## EXERCISE DESCRIPTION
Could you repeat the listing below exactly while leaving its pictures behind?

## SUPPLIED MATERIAL
⁂
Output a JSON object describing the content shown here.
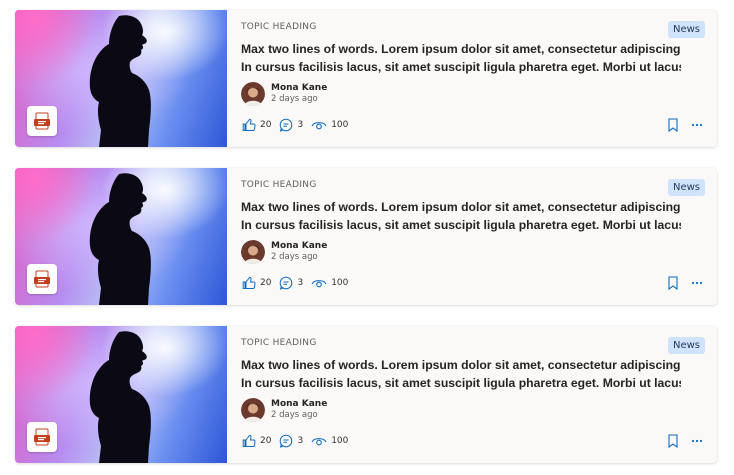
{
  "cards": [
    {
      "topic": "TOPIC HEADING",
      "badge": "News",
      "title_line1": "Max two lines of words. Lorem ipsum dolor sit amet, consectetur adipiscing elit.",
      "title_line2": "In cursus facilisis lacus, sit amet suscipit ligula pharetra eget. Morbi ut lacus in...",
      "author": "Mona Kane",
      "time": "2 days ago",
      "likes": "20",
      "comments": "3",
      "views": "100"
    },
    {
      "topic": "TOPIC HEADING",
      "badge": "News",
      "title_line1": "Max two lines of words. Lorem ipsum dolor sit amet, consectetur adipiscing elit.",
      "title_line2": "In cursus facilisis lacus, sit amet suscipit ligula pharetra eget. Morbi ut lacus in...",
      "author": "Mona Kane",
      "time": "2 days ago",
      "likes": "20",
      "comments": "3",
      "views": "100"
    },
    {
      "topic": "TOPIC HEADING",
      "badge": "News",
      "title_line1": "Max two lines of words. Lorem ipsum dolor sit amet, consectetur adipiscing elit.",
      "title_line2": "In cursus facilisis lacus, sit amet suscipit ligula pharetra eget. Morbi ut lacus in...",
      "author": "Mona Kane",
      "time": "2 days ago",
      "likes": "20",
      "comments": "3",
      "views": "100"
    }
  ],
  "icons": {
    "file": "powerpoint-file-icon",
    "like": "thumbs-up-icon",
    "comment": "comment-icon",
    "view": "eye-icon",
    "bookmark": "bookmark-icon",
    "more": "more-options-icon"
  },
  "colors": {
    "card_bg": "#faf9f8",
    "accent_blue": "#0f6cbd",
    "badge_bg": "#cfe4fa",
    "file_red": "#c43e1c"
  }
}
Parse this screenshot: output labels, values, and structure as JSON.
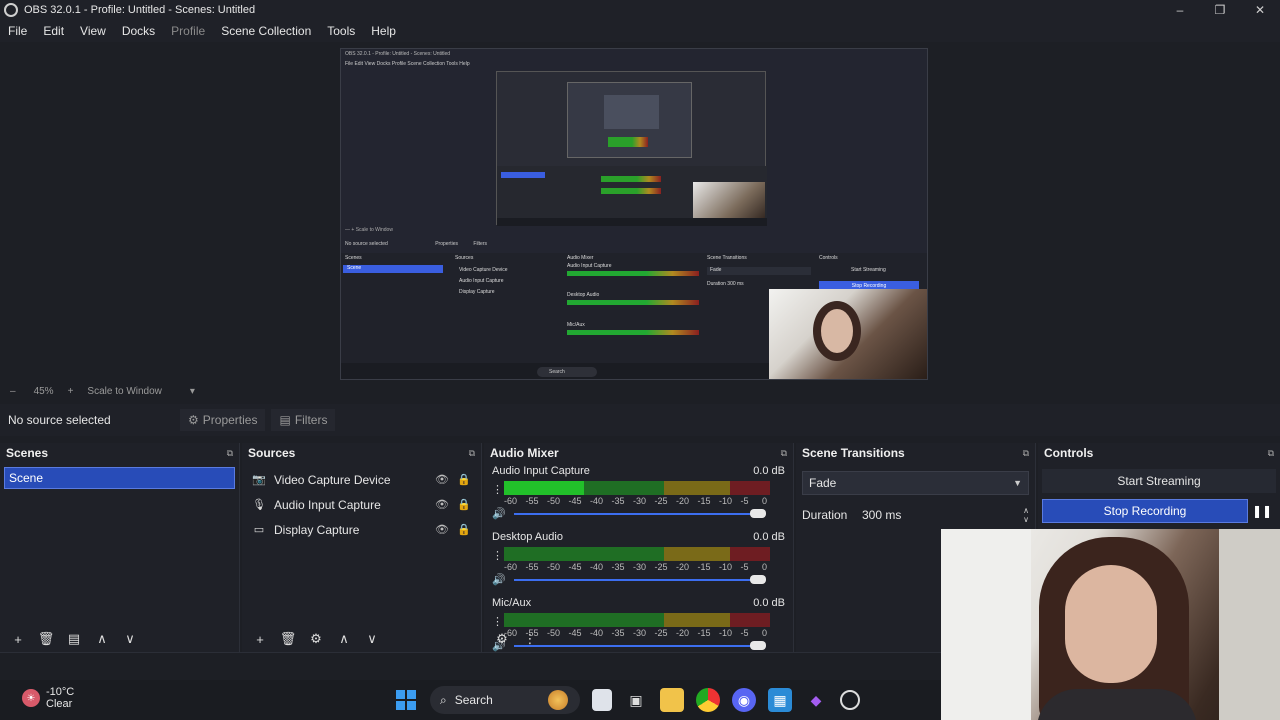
{
  "window": {
    "title": "OBS 32.0.1 - Profile: Untitled - Scenes: Untitled",
    "controls": [
      "–",
      "❐",
      "✕"
    ]
  },
  "menu": [
    "File",
    "Edit",
    "View",
    "Docks",
    "Profile",
    "Scene Collection",
    "Tools",
    "Help"
  ],
  "mini": {
    "title": "OBS 32.0.1 - Profile: Untitled - Scenes: Untitled",
    "menu": "File  Edit  View  Docks  Profile  Scene Collection  Tools  Help",
    "scale": "— + Scale to Window",
    "no_source": "No source selected",
    "props": "Properties",
    "filters": "Filters",
    "headers": [
      "Scenes",
      "Sources",
      "Audio Mixer",
      "Scene Transitions",
      "Controls"
    ],
    "scene": "Scene",
    "sources": [
      "Video Capture Device",
      "Audio Input Capture",
      "Display Capture"
    ],
    "channels": [
      "Audio Input Capture",
      "Desktop Audio",
      "Mic/Aux"
    ],
    "fade": "Fade",
    "duration": "Duration   300 ms",
    "start_streaming": "Start Streaming",
    "stop_recording": "Stop Recording",
    "search": "Search"
  },
  "zoombar": {
    "minus": "–",
    "zoom": "45%",
    "plus": "+",
    "mode": "Scale to Window"
  },
  "source_toolbar": {
    "no_source": "No source selected",
    "properties": "Properties",
    "filters": "Filters"
  },
  "scenes": {
    "title": "Scenes",
    "items": [
      "Scene"
    ]
  },
  "sources": {
    "title": "Sources",
    "items": [
      {
        "name": "Video Capture Device",
        "icon": "camera-icon"
      },
      {
        "name": "Audio Input Capture",
        "icon": "microphone-icon"
      },
      {
        "name": "Display Capture",
        "icon": "monitor-icon"
      }
    ]
  },
  "mixer": {
    "title": "Audio Mixer",
    "ticks": [
      "-60",
      "-55",
      "-50",
      "-45",
      "-40",
      "-35",
      "-30",
      "-25",
      "-20",
      "-15",
      "-10",
      "-5",
      "0"
    ],
    "channels": [
      {
        "name": "Audio Input Capture",
        "db": "0.0 dB",
        "level": 0.3,
        "volume": 1.0
      },
      {
        "name": "Desktop Audio",
        "db": "0.0 dB",
        "level": 0.0,
        "volume": 1.0
      },
      {
        "name": "Mic/Aux",
        "db": "0.0 dB",
        "level": 0.0,
        "volume": 1.0
      }
    ]
  },
  "transitions": {
    "title": "Scene Transitions",
    "selected": "Fade",
    "duration_label": "Duration",
    "duration_value": "300 ms"
  },
  "controls": {
    "title": "Controls",
    "start_streaming": "Start Streaming",
    "stop_recording": "Stop Recording"
  },
  "taskbar": {
    "temp": "-10°C",
    "condition": "Clear",
    "search": "Search"
  },
  "colors": {
    "accent": "#284cb8",
    "meter_green": "#22c02a",
    "meter_yellow": "#c9a21a",
    "meter_red": "#b8202a"
  }
}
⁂
## FINAL ANSWER
Output a JSON object describing the content shown here.
{
  "cards": [
    {
      "topic": "TOPIC HEADING",
      "badge": "News",
      "title_line1": "Max two lines of words. Lorem ipsum dolor sit amet, consectetur adipiscing elit.",
      "title_line2": "In cursus facilisis lacus, sit amet suscipit ligula pharetra eget. Morbi ut lacus in...",
      "author": "Mona Kane",
      "time": "2 days ago",
      "likes": "20",
      "comments": "3",
      "views": "100"
    },
    {
      "topic": "TOPIC HEADING",
      "badge": "News",
      "title_line1": "Max two lines of words. Lorem ipsum dolor sit amet, consectetur adipiscing elit.",
      "title_line2": "In cursus facilisis lacus, sit amet suscipit ligula pharetra eget. Morbi ut lacus in...",
      "author": "Mona Kane",
      "time": "2 days ago",
      "likes": "20",
      "comments": "3",
      "views": "100"
    },
    {
      "topic": "TOPIC HEADING",
      "badge": "News",
      "title_line1": "Max two lines of words. Lorem ipsum dolor sit amet, consectetur adipiscing elit.",
      "title_line2": "In cursus facilisis lacus, sit amet suscipit ligula pharetra eget. Morbi ut lacus in...",
      "author": "Mona Kane",
      "time": "2 days ago",
      "likes": "20",
      "comments": "3",
      "views": "100"
    }
  ],
  "icons": {
    "file": "powerpoint-file-icon",
    "like": "thumbs-up-icon",
    "comment": "comment-icon",
    "view": "eye-icon",
    "bookmark": "bookmark-icon",
    "more": "more-options-icon"
  },
  "colors": {
    "card_bg": "#faf9f8",
    "accent_blue": "#0f6cbd",
    "badge_bg": "#cfe4fa",
    "file_red": "#c43e1c"
  }
}
Parse this screenshot: output labels, values, and structure as JSON.
{
  "window": {
    "title": "OBS 32.0.1 - Profile: Untitled - Scenes: Untitled",
    "controls": [
      "–",
      "❐",
      "✕"
    ]
  },
  "menu": [
    "File",
    "Edit",
    "View",
    "Docks",
    "Profile",
    "Scene Collection",
    "Tools",
    "Help"
  ],
  "mini": {
    "title": "OBS 32.0.1 - Profile: Untitled - Scenes: Untitled",
    "menu": "File  Edit  View  Docks  Profile  Scene Collection  Tools  Help",
    "scale": "— + Scale to Window",
    "no_source": "No source selected",
    "props": "Properties",
    "filters": "Filters",
    "headers": [
      "Scenes",
      "Sources",
      "Audio Mixer",
      "Scene Transitions",
      "Controls"
    ],
    "scene": "Scene",
    "sources": [
      "Video Capture Device",
      "Audio Input Capture",
      "Display Capture"
    ],
    "channels": [
      "Audio Input Capture",
      "Desktop Audio",
      "Mic/Aux"
    ],
    "fade": "Fade",
    "duration": "Duration   300 ms",
    "start_streaming": "Start Streaming",
    "stop_recording": "Stop Recording",
    "search": "Search"
  },
  "zoombar": {
    "minus": "–",
    "zoom": "45%",
    "plus": "+",
    "mode": "Scale to Window"
  },
  "source_toolbar": {
    "no_source": "No source selected",
    "properties": "Properties",
    "filters": "Filters"
  },
  "scenes": {
    "title": "Scenes",
    "items": [
      "Scene"
    ]
  },
  "sources": {
    "title": "Sources",
    "items": [
      {
        "name": "Video Capture Device",
        "icon": "camera-icon"
      },
      {
        "name": "Audio Input Capture",
        "icon": "microphone-icon"
      },
      {
        "name": "Display Capture",
        "icon": "monitor-icon"
      }
    ]
  },
  "mixer": {
    "title": "Audio Mixer",
    "ticks": [
      "-60",
      "-55",
      "-50",
      "-45",
      "-40",
      "-35",
      "-30",
      "-25",
      "-20",
      "-15",
      "-10",
      "-5",
      "0"
    ],
    "channels": [
      {
        "name": "Audio Input Capture",
        "db": "0.0 dB",
        "level": 0.3,
        "volume": 1.0
      },
      {
        "name": "Desktop Audio",
        "db": "0.0 dB",
        "level": 0.0,
        "volume": 1.0
      },
      {
        "name": "Mic/Aux",
        "db": "0.0 dB",
        "level": 0.0,
        "volume": 1.0
      }
    ]
  },
  "transitions": {
    "title": "Scene Transitions",
    "selected": "Fade",
    "duration_label": "Duration",
    "duration_value": "300 ms"
  },
  "controls": {
    "title": "Controls",
    "start_streaming": "Start Streaming",
    "stop_recording": "Stop Recording"
  },
  "taskbar": {
    "temp": "-10°C",
    "condition": "Clear",
    "search": "Search"
  },
  "colors": {
    "accent": "#284cb8",
    "meter_green": "#22c02a",
    "meter_yellow": "#c9a21a",
    "meter_red": "#b8202a"
  }
}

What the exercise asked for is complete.